### Work task
Provide only the number of lines in the listing that contain the word "搜索与替换".

### Extracted information
--

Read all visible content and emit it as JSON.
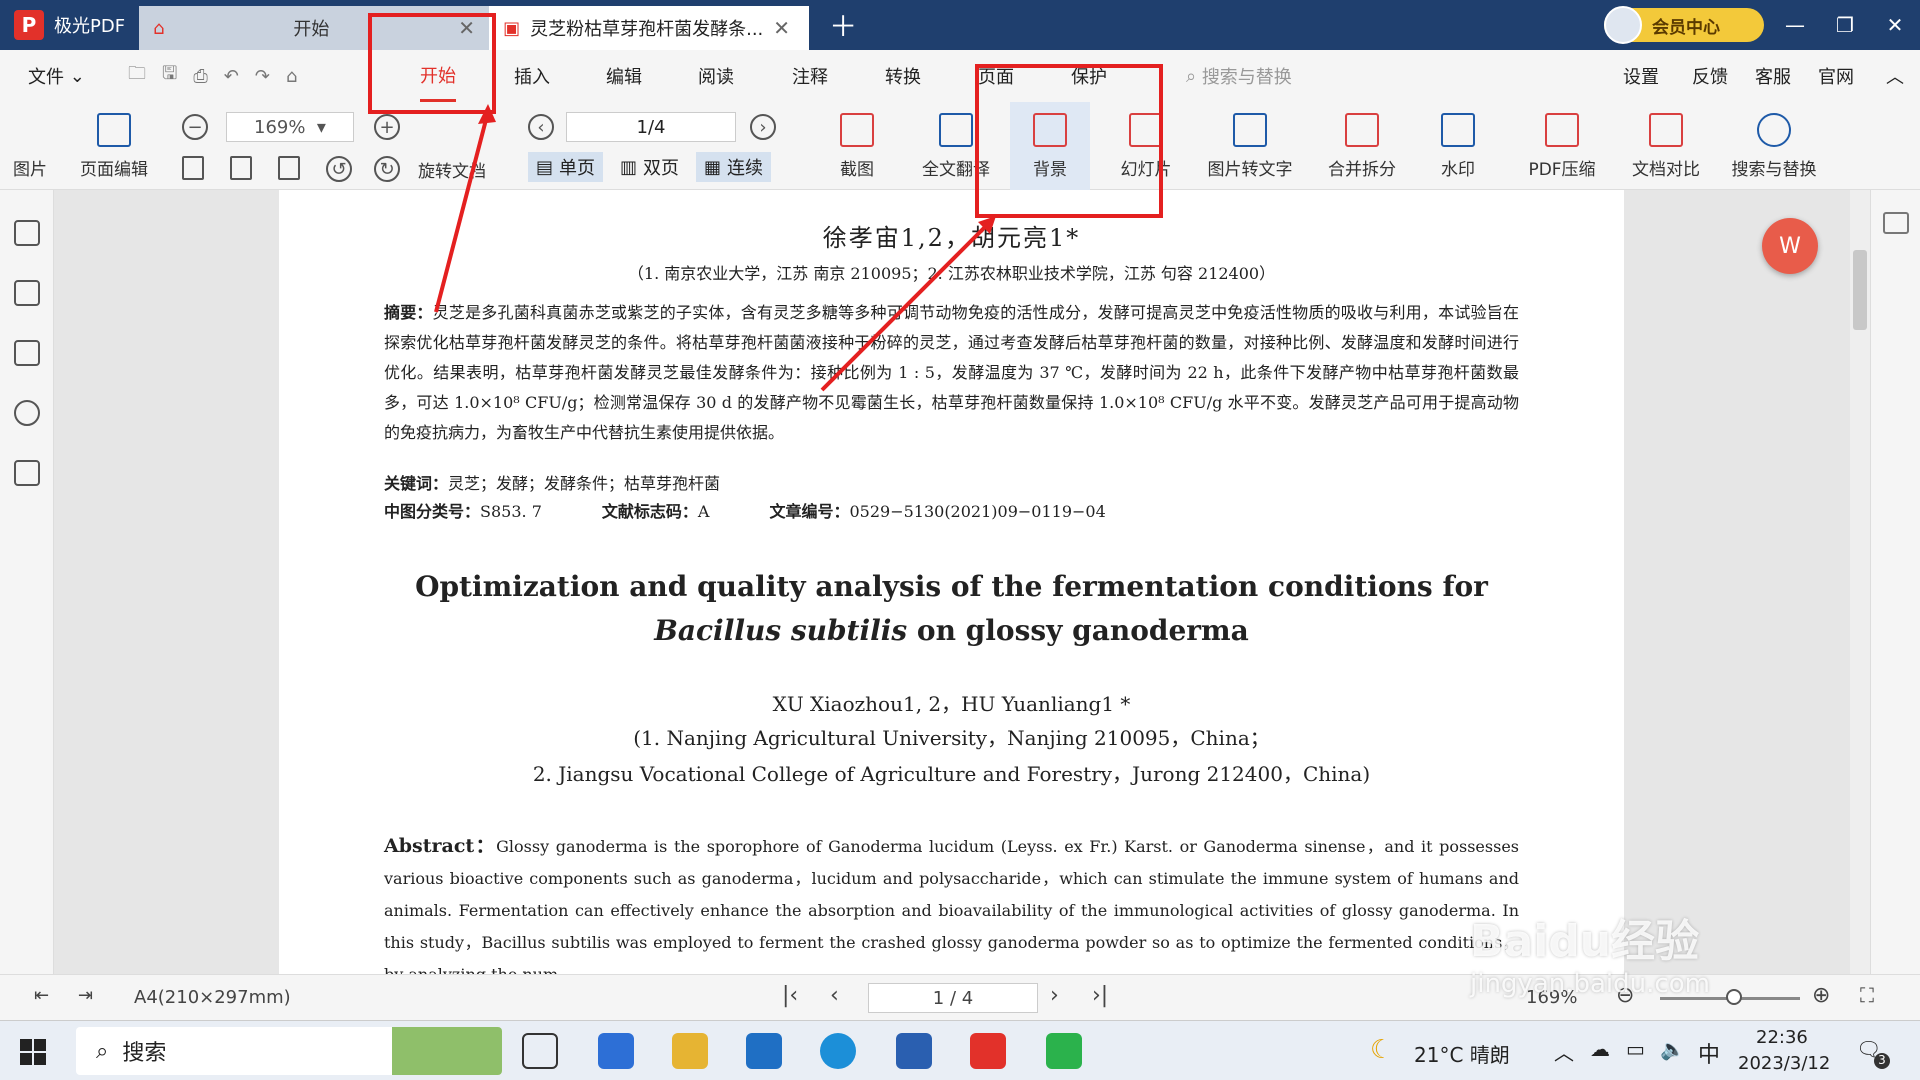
{
  "titlebar": {
    "app_name": "极光PDF",
    "home_tab": "开始",
    "doc_tab": "灵芝粉枯草芽孢杆菌发酵条...",
    "vip_label": "会员中心"
  },
  "menu": {
    "file": "文件",
    "items": [
      "开始",
      "插入",
      "编辑",
      "阅读",
      "注释",
      "转换",
      "页面",
      "保护"
    ],
    "active": "开始",
    "search_placeholder": "搜索与替换",
    "right": [
      "设置",
      "反馈",
      "客服",
      "官网"
    ]
  },
  "toolbar": {
    "left_cut": "图片",
    "page_edit": "页面编辑",
    "zoom": "169%",
    "page": "1/4",
    "rotate": "旋转文档",
    "view_single": "单页",
    "view_double": "双页",
    "view_continuous": "连续",
    "screenshot": "截图",
    "translate": "全文翻译",
    "background": "背景",
    "slideshow": "幻灯片",
    "img2text": "图片转文字",
    "merge_split": "合并拆分",
    "watermark": "水印",
    "compress": "PDF压缩",
    "compare": "文档对比",
    "search_replace": "搜索与替换"
  },
  "document": {
    "authors_cn": "徐孝宙1,2，胡元亮1*",
    "affil_cn": "（1. 南京农业大学，江苏 南京   210095；2. 江苏农林职业技术学院，江苏 句容   212400）",
    "abstract_label": "摘要：",
    "abstract_cn": "灵芝是多孔菌科真菌赤芝或紫芝的子实体，含有灵芝多糖等多种可调节动物免疫的活性成分，发酵可提高灵芝中免疫活性物质的吸收与利用，本试验旨在探索优化枯草芽孢杆菌发酵灵芝的条件。将枯草芽孢杆菌菌液接种于粉碎的灵芝，通过考查发酵后枯草芽孢杆菌的数量，对接种比例、发酵温度和发酵时间进行优化。结果表明，枯草芽孢杆菌发酵灵芝最佳发酵条件为：接种比例为 1 : 5，发酵温度为 37 ℃，发酵时间为 22 h，此条件下发酵产物中枯草芽孢杆菌数最多，可达 1.0×10⁸ CFU/g；检测常温保存 30 d 的发酵产物不见霉菌生长，枯草芽孢杆菌数量保持 1.0×10⁸ CFU/g 水平不变。发酵灵芝产品可用于提高动物的免疫抗病力，为畜牧生产中代替抗生素使用提供依据。",
    "keywords_label": "关键词：",
    "keywords": "灵芝；发酵；发酵条件；枯草芽孢杆菌",
    "clc_label": "中图分类号：",
    "clc": "S853. 7",
    "doccode_label": "文献标志码：",
    "doccode": "A",
    "articleno_label": "文章编号：",
    "articleno": "0529−5130(2021)09−0119−04",
    "title_en_1": "Optimization and quality analysis of the fermentation conditions for",
    "title_en_2a": "Bacillus subtilis",
    "title_en_2b": " on glossy ganoderma",
    "authors_en": "XU Xiaozhou1, 2，HU Yuanliang1 *",
    "affil_en_1": "(1.  Nanjing Agricultural University，Nanjing 210095，China；",
    "affil_en_2": "2.  Jiangsu Vocational College of Agriculture and Forestry，Jurong 212400，China)",
    "abstract_en_label": "Abstract：",
    "abstract_en": "Glossy ganoderma is the sporophore of Ganoderma lucidum (Leyss. ex Fr.) Karst. or Ganoderma sinense，and it possesses various bioactive components such as ganoderma，lucidum and polysaccharide，which can stimulate the immune system of humans and animals. Fermentation can effectively enhance the absorption and bioavailability of the immunological activities of glossy ganoderma. In this study，Bacillus subtilis was employed to ferment the crashed glossy ganoderma powder so as to optimize the fermented conditions，by analyzing the num-"
  },
  "status": {
    "page_size": "A4(210×297mm)",
    "page": "1 / 4",
    "zoom": "169%"
  },
  "taskbar": {
    "search": "搜索",
    "weather": "21°C  晴朗",
    "ime": "中",
    "time": "22:36",
    "date": "2023/3/12",
    "notif": "3"
  },
  "watermark": "Baidu经验",
  "watermark_sub": "jingyan.baidu.com",
  "colors": {
    "accent": "#e2312a",
    "titlebar": "#1f3f6e",
    "annotation": "#e42020"
  }
}
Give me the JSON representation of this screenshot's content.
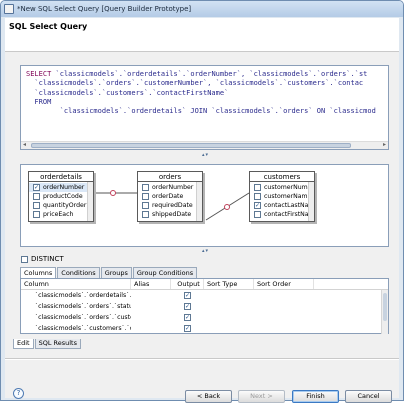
{
  "window": {
    "title": "*New SQL Select Query [Query Builder Prototype]"
  },
  "header": {
    "title": "SQL Select Query"
  },
  "sql_editor": {
    "lines": [
      [
        "SELECT",
        " `classicmodels`.`orderdetails`.`orderNumber`, `classicmodels`.`orders`.`st"
      ],
      [
        "",
        "  `classicmodels`.`orders`.`customerNumber`, `classicmodels`.`customers`.`contac"
      ],
      [
        "",
        "  `classicmodels`.`customers`.`contactFirstName`"
      ],
      [
        "",
        "  FROM"
      ],
      [
        "",
        "        `classicmodels`.`orderdetails` JOIN `classicmodels`.`orders` ON `classicmod"
      ]
    ]
  },
  "diagram": {
    "tables": [
      {
        "name": "orderdetails",
        "columns": [
          {
            "label": "orderNumber",
            "checked": true,
            "selected": true
          },
          {
            "label": "productCode",
            "checked": false,
            "selected": false
          },
          {
            "label": "quantityOrder",
            "checked": false,
            "selected": false
          },
          {
            "label": "priceEach",
            "checked": false,
            "selected": false
          }
        ]
      },
      {
        "name": "orders",
        "columns": [
          {
            "label": "orderNumber",
            "checked": false,
            "selected": false
          },
          {
            "label": "orderDate",
            "checked": false,
            "selected": false
          },
          {
            "label": "requiredDate",
            "checked": false,
            "selected": false
          },
          {
            "label": "shippedDate",
            "checked": false,
            "selected": false
          }
        ]
      },
      {
        "name": "customers",
        "columns": [
          {
            "label": "customerNum",
            "checked": false,
            "selected": false
          },
          {
            "label": "customerNam",
            "checked": false,
            "selected": false
          },
          {
            "label": "contactLastNam",
            "checked": true,
            "selected": false
          },
          {
            "label": "contactFirstNam",
            "checked": false,
            "selected": false
          }
        ]
      }
    ]
  },
  "distinct": {
    "label": "DISTINCT",
    "checked": false
  },
  "tabs": [
    {
      "label": "Columns",
      "active": true
    },
    {
      "label": "Conditions",
      "active": false
    },
    {
      "label": "Groups",
      "active": false
    },
    {
      "label": "Group Conditions",
      "active": false
    }
  ],
  "grid": {
    "headers": [
      "Column",
      "Alias",
      "Output",
      "Sort Type",
      "Sort Order"
    ],
    "rows": [
      {
        "column": "`classicmodels`.`orderdetails`.`o...",
        "alias": "",
        "output": true,
        "sort_type": "",
        "sort_order": ""
      },
      {
        "column": "`classicmodels`.`orders`.`status`",
        "alias": "",
        "output": true,
        "sort_type": "",
        "sort_order": ""
      },
      {
        "column": "`classicmodels`.`orders`.`custo...",
        "alias": "",
        "output": true,
        "sort_type": "",
        "sort_order": ""
      },
      {
        "column": "`classicmodels`.`customers`.`co...",
        "alias": "",
        "output": true,
        "sort_type": "",
        "sort_order": ""
      }
    ]
  },
  "bottom_tabs": [
    {
      "label": "Edit",
      "active": true
    },
    {
      "label": "SQL Results",
      "active": false
    }
  ],
  "buttons": {
    "help": "?",
    "back": "< Back",
    "next": "Next >",
    "finish": "Finish",
    "cancel": "Cancel"
  }
}
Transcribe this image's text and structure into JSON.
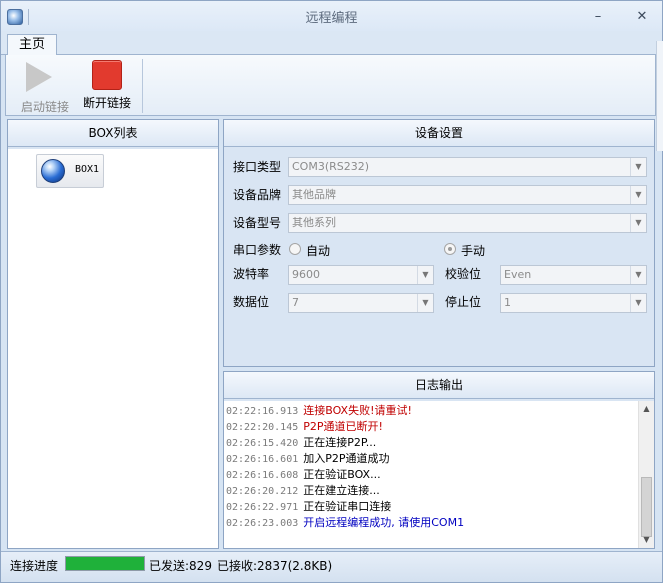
{
  "window": {
    "title": "远程编程",
    "minimize_label": "–",
    "maximize_label": "□",
    "close_label": "✕"
  },
  "ribbon": {
    "tab_home": "主页",
    "start_label": "启动链接",
    "disconnect_label": "断开链接"
  },
  "box_list": {
    "title": "BOX列表",
    "items": [
      {
        "label": "BOX1"
      }
    ]
  },
  "settings": {
    "title": "设备设置",
    "port_type_label": "接口类型",
    "port_type_value": "COM3(RS232)",
    "brand_label": "设备品牌",
    "brand_value": "其他品牌",
    "model_label": "设备型号",
    "model_value": "其他系列",
    "serial_params_label": "串口参数",
    "auto_label": "自动",
    "manual_label": "手动",
    "baud_label": "波特率",
    "baud_value": "9600",
    "parity_label": "校验位",
    "parity_value": "Even",
    "databits_label": "数据位",
    "databits_value": "7",
    "stopbits_label": "停止位",
    "stopbits_value": "1",
    "arrow": "▼"
  },
  "log": {
    "title": "日志输出",
    "lines": [
      {
        "time": "02:22:16.913",
        "message": "连接BOX失败!请重试!",
        "color": "#c00000"
      },
      {
        "time": "02:22:20.145",
        "message": "P2P通道已断开!",
        "color": "#c00000"
      },
      {
        "time": "02:26:15.420",
        "message": "正在连接P2P...",
        "color": "#000000"
      },
      {
        "time": "02:26:16.601",
        "message": "加入P2P通道成功",
        "color": "#000000"
      },
      {
        "time": "02:26:16.608",
        "message": "正在验证BOX...",
        "color": "#000000"
      },
      {
        "time": "02:26:20.212",
        "message": "正在建立连接...",
        "color": "#000000"
      },
      {
        "time": "02:26:22.971",
        "message": "正在验证串口连接",
        "color": "#000000"
      },
      {
        "time": "02:26:23.003",
        "message": "开启远程编程成功, 请使用COM1",
        "color": "#0000c0"
      }
    ],
    "scroll_up": "▲",
    "scroll_down": "▼"
  },
  "status": {
    "progress_label": "连接进度",
    "progress_value": 1.0,
    "sent": "已发送:829",
    "received": "已接收:2837(2.8KB)"
  }
}
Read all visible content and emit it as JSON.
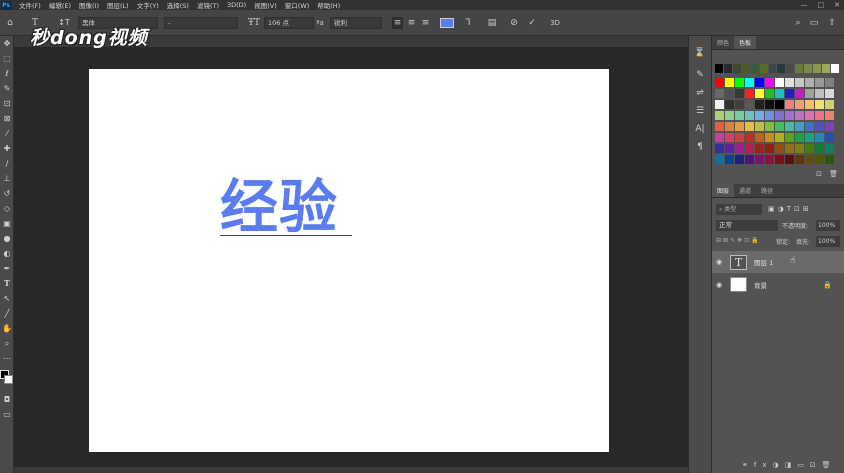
{
  "app": {
    "logo": "Ps"
  },
  "menubar": {
    "items": [
      "文件(F)",
      "编辑(E)",
      "图像(I)",
      "图层(L)",
      "文字(Y)",
      "选择(S)",
      "滤镜(T)",
      "3D(D)",
      "视图(V)",
      "窗口(W)",
      "帮助(H)"
    ]
  },
  "window_controls": [
    "—",
    "□",
    "✕"
  ],
  "options_bar": {
    "font_family": "黑体",
    "font_style": "-",
    "font_size": "106 点",
    "antialias": "锐利",
    "text_color": "#5b7cef"
  },
  "watermark": {
    "text": "秒dong视频"
  },
  "canvas": {
    "text": "经验",
    "text_color": "#5b7cef"
  },
  "right_panel": {
    "top_tabs": [
      "颜色",
      "色板"
    ],
    "layers_tabs": [
      "图层",
      "通道",
      "路径"
    ],
    "filter_placeholder": "类型",
    "blend_mode": "正常",
    "opacity_label": "不透明度:",
    "opacity_value": "100%",
    "lock_label": "锁定:",
    "fill_label": "填充:",
    "fill_value": "100%",
    "layers": [
      {
        "name": "图层 1",
        "type": "text",
        "selected": true
      },
      {
        "name": "背景",
        "type": "background",
        "selected": false
      }
    ]
  },
  "swatches": {
    "rows": [
      [
        "#000000",
        "#2a2a2a",
        "#404a2a",
        "#4a5a2a",
        "#3a5a3a",
        "#5a6a2a",
        "#3a4a4a",
        "#2a3a3a",
        "#4a4a4a",
        "#6a7a3a",
        "#7a8a4a",
        "#8a9a4a",
        "#9aaa5a",
        "#ffffff"
      ],
      [],
      [
        "#ff0000",
        "#ffff00",
        "#00ff00",
        "#00ffff",
        "#0000ff",
        "#ff00ff",
        "#ffffff",
        "#e0e0e0",
        "#c8c8c8",
        "#b0b0b0",
        "#989898",
        "#808080"
      ],
      [
        "#686868",
        "#505050",
        "#383838",
        "#ff2020",
        "#ffff40",
        "#20c020",
        "#20c0c0",
        "#2020c0",
        "#c020c0",
        "#a0a0a0",
        "#c0c0c0",
        "#d8d8d8"
      ],
      [
        "#f0f0f0",
        "#303030",
        "#404040",
        "#585858",
        "#202020",
        "#101010",
        "#000000",
        "#f08080",
        "#f0a070",
        "#f0c070",
        "#f0e070",
        "#d0d070"
      ],
      [
        "#b0d070",
        "#90d090",
        "#70d0a0",
        "#70c0c0",
        "#70b0e0",
        "#7090e0",
        "#8070d0",
        "#a070d0",
        "#c070c0",
        "#e070b0",
        "#f07090",
        "#f08070"
      ],
      [
        "#e06040",
        "#e08040",
        "#e0a040",
        "#e0c040",
        "#c0c040",
        "#80c040",
        "#40c060",
        "#40c0a0",
        "#40a0c0",
        "#4070c0",
        "#5050c0",
        "#8040c0"
      ],
      [
        "#c040a0",
        "#d04070",
        "#d04040",
        "#c03020",
        "#c06020",
        "#c09020",
        "#b0b020",
        "#60a020",
        "#20a040",
        "#20a080",
        "#208ab0",
        "#2050b0"
      ],
      [
        "#3030a0",
        "#6020a0",
        "#a02090",
        "#b02050",
        "#a02020",
        "#902010",
        "#905010",
        "#907010",
        "#808010",
        "#408010",
        "#108030",
        "#108060"
      ],
      [
        "#1070a0",
        "#104090",
        "#202080",
        "#501080",
        "#801070",
        "#901040",
        "#801010",
        "#601008",
        "#603808",
        "#605008",
        "#505808",
        "#285808"
      ]
    ]
  }
}
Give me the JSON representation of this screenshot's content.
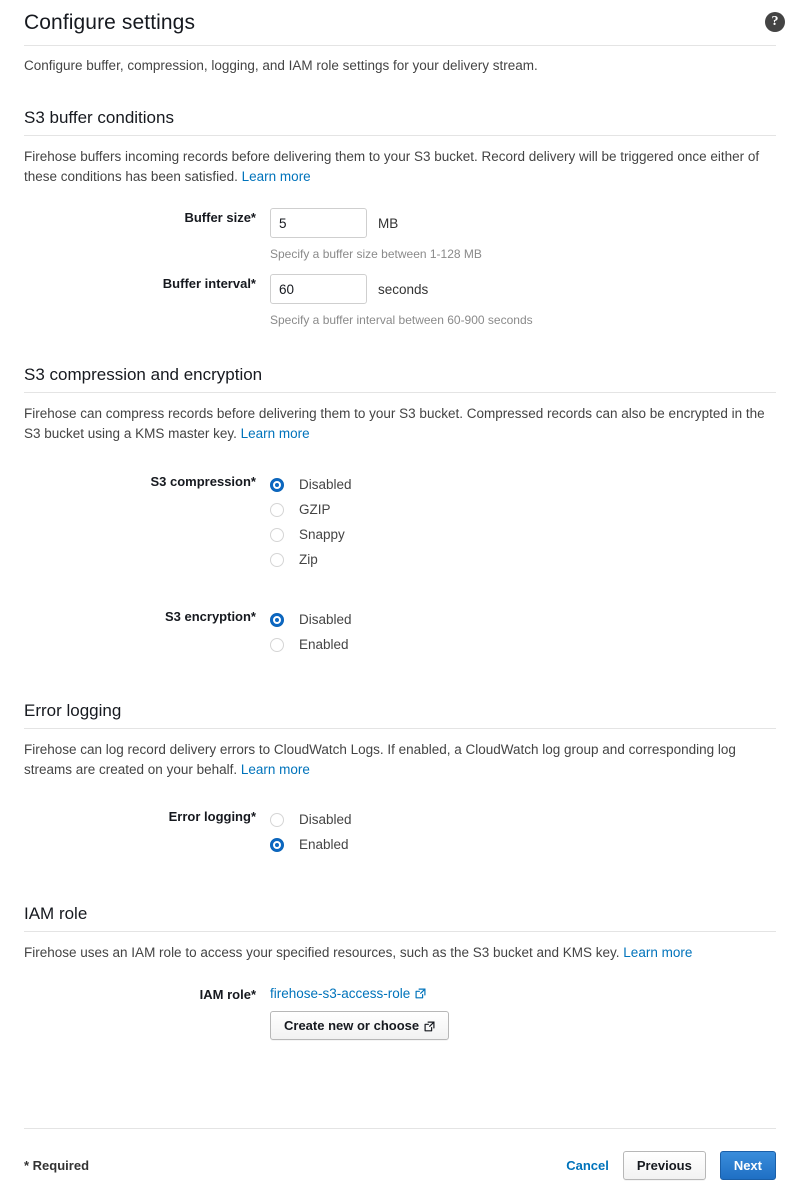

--

### Solution for this problem
2